Salome is the scandalous opera that made a comeback. When it premiered in 1905, it broke with the conservative ideals and morals of the time – today, it is one of the great classics. The leading role is played by the Swedish superstar Cornelia Beskow, with acclaimed Eirik Stubø directing.

Staging Salome is somewhat of an event for an opera house. It's a grand project and an exciting challenge for both singers and orchestra. Directing our production is Eirik Stubø, who recently had great success with Norma at Folkoperan.

The lead role is a real tour de force that demands its singer (preferably one who can also dance!), and we are very pleased to welcome Cornelia Beskow back to the house. Since her portrayal of Senta in The Flying Dutchman with us in 2019, she has celebrated triumphs with the truly major roles on the international opera scene.

From scandal to success

Strauss' masterpiece Salome has had an enormous impact on 20th-century music. Both the music and the plot sharply contrasted with the traditional ideals and morals of the time. The audience had never heard or seen anything like it before.
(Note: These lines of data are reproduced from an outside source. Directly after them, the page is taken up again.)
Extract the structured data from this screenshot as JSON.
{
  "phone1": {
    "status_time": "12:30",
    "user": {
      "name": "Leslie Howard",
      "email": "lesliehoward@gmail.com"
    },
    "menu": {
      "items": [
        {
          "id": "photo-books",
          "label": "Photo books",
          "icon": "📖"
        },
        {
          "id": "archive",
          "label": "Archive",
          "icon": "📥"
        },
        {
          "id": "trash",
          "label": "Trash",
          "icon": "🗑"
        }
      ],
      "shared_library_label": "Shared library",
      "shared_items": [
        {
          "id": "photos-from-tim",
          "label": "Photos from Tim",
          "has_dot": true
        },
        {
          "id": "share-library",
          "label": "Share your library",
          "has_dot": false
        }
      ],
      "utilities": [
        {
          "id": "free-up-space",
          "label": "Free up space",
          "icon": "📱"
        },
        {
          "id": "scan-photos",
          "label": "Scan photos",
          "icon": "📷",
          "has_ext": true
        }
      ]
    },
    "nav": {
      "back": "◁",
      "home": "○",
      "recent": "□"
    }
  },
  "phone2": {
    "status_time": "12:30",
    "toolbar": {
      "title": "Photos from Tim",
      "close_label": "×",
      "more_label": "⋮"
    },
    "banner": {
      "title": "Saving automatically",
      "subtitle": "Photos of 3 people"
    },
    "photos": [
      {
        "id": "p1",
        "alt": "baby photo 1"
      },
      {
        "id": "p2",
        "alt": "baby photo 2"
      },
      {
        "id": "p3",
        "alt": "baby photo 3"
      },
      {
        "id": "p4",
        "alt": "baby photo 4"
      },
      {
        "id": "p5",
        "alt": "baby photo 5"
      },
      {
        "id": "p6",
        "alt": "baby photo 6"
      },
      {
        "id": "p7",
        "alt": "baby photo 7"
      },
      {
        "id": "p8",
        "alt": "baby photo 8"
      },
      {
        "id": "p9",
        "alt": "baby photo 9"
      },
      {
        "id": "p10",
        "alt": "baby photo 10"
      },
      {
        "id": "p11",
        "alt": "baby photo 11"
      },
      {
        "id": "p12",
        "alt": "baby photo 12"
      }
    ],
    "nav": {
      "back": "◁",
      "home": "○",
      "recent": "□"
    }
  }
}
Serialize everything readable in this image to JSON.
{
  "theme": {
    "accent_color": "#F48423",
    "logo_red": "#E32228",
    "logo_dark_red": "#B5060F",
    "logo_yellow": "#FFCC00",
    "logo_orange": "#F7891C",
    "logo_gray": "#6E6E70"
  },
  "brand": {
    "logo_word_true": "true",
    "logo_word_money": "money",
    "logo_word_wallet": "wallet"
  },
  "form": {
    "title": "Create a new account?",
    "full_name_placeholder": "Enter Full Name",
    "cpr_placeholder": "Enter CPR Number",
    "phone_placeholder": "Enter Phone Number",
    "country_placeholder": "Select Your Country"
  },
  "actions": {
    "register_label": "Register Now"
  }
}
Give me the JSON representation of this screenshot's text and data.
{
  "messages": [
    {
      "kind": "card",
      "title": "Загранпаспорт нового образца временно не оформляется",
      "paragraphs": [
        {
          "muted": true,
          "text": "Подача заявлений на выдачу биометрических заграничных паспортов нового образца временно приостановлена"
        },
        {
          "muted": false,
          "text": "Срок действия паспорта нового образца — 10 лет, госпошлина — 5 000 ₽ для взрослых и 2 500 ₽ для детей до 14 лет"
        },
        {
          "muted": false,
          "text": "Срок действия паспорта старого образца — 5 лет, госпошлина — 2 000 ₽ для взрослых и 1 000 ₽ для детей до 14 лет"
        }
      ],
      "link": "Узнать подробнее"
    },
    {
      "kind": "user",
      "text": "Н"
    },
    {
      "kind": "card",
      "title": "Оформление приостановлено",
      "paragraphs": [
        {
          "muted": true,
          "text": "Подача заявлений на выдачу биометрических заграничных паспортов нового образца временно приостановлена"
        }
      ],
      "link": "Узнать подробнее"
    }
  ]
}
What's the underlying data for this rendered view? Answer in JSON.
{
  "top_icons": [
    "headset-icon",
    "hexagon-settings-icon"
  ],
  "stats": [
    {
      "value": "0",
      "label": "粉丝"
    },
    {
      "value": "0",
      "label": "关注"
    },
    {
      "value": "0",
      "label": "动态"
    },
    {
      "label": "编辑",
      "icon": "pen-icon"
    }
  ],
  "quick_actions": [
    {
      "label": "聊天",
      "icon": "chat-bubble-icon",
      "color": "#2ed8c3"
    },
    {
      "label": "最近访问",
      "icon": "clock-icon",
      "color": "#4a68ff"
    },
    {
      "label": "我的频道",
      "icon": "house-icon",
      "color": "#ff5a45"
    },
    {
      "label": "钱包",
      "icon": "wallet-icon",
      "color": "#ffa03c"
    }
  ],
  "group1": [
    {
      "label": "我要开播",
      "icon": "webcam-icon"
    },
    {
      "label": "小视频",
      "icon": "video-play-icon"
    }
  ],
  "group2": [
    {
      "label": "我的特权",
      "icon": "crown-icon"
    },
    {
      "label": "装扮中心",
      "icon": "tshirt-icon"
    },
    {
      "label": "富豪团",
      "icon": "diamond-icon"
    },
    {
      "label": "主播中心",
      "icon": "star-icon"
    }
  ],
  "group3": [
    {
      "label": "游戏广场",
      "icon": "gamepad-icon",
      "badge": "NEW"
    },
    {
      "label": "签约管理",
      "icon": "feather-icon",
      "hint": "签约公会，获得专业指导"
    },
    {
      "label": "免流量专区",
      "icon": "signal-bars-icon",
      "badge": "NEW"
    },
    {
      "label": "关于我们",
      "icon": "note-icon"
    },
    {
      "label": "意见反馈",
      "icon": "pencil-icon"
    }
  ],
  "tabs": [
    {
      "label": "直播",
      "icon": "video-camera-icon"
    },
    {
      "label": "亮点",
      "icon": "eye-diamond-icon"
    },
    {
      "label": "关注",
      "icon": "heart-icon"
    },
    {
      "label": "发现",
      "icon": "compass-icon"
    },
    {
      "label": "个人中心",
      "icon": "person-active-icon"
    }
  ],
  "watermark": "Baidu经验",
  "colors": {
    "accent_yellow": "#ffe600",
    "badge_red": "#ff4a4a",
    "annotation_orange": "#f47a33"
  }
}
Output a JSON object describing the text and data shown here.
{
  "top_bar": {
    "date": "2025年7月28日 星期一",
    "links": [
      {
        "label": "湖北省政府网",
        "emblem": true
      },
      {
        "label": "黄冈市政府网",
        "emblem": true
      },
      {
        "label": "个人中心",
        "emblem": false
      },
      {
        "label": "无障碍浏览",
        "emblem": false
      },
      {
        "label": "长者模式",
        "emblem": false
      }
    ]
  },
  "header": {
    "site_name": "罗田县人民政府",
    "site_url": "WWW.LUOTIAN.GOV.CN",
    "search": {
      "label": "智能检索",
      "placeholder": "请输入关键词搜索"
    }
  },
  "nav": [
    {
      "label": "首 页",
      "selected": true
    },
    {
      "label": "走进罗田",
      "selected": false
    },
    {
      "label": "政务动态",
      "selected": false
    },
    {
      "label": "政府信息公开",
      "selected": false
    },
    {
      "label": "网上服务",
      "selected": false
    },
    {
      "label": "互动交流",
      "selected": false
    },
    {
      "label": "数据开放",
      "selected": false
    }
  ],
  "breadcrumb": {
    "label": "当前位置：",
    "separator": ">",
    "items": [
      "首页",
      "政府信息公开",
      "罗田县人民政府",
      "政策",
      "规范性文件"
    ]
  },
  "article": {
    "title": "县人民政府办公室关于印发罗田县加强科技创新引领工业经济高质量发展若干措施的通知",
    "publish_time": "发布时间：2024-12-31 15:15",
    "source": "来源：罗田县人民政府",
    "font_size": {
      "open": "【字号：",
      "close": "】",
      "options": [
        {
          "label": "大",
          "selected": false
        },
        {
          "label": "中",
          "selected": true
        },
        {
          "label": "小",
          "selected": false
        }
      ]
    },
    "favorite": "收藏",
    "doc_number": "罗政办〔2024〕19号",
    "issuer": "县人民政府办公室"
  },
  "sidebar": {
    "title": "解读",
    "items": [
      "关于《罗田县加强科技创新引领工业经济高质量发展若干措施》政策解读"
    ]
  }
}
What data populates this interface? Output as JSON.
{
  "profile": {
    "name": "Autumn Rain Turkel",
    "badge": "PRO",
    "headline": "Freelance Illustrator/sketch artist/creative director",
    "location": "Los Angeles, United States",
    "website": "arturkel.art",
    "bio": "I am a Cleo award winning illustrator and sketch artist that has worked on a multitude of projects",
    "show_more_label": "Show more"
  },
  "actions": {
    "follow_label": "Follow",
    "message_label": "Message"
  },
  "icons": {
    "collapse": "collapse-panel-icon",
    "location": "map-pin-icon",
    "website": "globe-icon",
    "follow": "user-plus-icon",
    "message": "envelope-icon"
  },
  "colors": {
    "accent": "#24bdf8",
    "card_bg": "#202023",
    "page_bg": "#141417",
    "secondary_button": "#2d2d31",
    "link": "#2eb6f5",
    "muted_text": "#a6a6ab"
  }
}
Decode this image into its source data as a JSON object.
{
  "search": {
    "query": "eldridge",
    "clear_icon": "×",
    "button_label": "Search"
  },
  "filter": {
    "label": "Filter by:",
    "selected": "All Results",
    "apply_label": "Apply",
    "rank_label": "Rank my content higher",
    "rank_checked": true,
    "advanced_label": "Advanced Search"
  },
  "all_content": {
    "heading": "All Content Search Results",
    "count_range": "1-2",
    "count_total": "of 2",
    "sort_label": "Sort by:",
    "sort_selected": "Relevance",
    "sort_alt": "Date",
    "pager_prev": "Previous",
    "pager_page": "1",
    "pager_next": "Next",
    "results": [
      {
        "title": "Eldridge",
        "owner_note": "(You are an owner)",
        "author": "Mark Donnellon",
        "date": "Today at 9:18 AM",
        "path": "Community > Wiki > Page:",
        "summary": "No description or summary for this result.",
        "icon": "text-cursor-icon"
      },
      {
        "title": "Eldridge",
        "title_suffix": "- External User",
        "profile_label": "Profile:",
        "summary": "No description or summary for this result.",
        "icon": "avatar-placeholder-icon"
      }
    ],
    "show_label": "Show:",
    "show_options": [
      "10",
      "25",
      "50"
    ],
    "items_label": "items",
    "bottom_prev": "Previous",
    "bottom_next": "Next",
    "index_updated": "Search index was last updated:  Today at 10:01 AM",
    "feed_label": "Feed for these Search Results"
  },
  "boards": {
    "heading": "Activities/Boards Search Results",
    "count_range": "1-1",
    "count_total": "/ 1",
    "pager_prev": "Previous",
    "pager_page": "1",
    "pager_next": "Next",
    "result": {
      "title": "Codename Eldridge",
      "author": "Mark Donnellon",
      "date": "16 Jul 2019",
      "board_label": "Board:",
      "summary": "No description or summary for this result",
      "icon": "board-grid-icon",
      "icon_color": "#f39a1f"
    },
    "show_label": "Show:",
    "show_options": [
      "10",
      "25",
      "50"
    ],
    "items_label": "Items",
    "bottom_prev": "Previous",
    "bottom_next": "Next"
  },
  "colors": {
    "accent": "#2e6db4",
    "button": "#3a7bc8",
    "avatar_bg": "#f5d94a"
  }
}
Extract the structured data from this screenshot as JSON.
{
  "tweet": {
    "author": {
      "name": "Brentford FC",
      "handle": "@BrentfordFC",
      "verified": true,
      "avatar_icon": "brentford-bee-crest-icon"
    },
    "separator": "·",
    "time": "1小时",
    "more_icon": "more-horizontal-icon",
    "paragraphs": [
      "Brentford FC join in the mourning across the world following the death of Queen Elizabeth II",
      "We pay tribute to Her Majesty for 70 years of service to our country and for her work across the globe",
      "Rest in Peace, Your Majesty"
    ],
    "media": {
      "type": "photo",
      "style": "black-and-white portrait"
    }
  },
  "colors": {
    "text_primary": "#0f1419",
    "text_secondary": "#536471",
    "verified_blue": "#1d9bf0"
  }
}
The opera is based on Oscar Wilde's scandalous play of the same name. Strauss didn't use a librettist but rather selected certain parts of the play and then set Wilde's text to music.

Just like the play, the opera faced censorship and harsh criticism from the church and conservative circles. It wasn't allowed to be performed at the Vienna Court Opera at all, and at the Metropolitan in New York, it was shut down after just one performance.

But something happened. Other contemporary composers were strongly influenced by Strauss' music, and more and more began to move towards modernism. Over time, Salome was re-evaluated and is now considered one of the great masterpieces of operatic literature.


The prophet Jochanaan (John the Baptist) has criticized the immoral behavior of the court and is imprisoned in the palace's cellar. During a feast, King Herod casts lustful glances at his stepdaughter Salome. She is disgusted by him but is obsessed with Jochanaan. She persuades a servant to bring the prisoner to her and tries to kiss him. He rejects her, and she becomes completely enraged.

Queen Herodias wants the prisoner to be executed, but Herod is afraid to kill a great prophet. To get away from the whole situation, he promises to fulfill all of Salome's desires if she dances for him.

Salome performs the 'Dance of the Seven Veils' and, as a reward, asks for Jochanaan's head on a silver platter. Herod cannot refuse, and when she kisses the severed head, she seals her fate.


MUSIC Richard Strauss
LIBRETTO Hedwig Lachmann

Artistic team

CONDUCTOR Patrik Ringborg
DIRECTOR Eirik Stubø
SET DESIGN Magdalena Åberg


SALOME Cornelia Beskow
HERODES Lars Cleveman
HERODIAS Karin Lovelius
JOCHANAAN Kostas Smoriginas
NARRABOTH Conny Thimander
HERODIAS PAGE Mathilda Bryngelsson
JEW 1 Carl Rahmqvist
JEW 2 Tor Lind
JEW 3 Rickard Söderberg
JEW 4 Fredrik Hagerberg
JEW 5 Joel Kyhle
NASARÉ 1 Magnus Lindegård
NASARÉ 2 Darko Neshovski
SOLDIER 1 Caspar Engdahl
SOLDIER 2 Gustav Johansson
A CAPPADOCIAN Philip Christensson Gerrard
A SLAVE Laine Quist

Others on stage

Malmö Operakör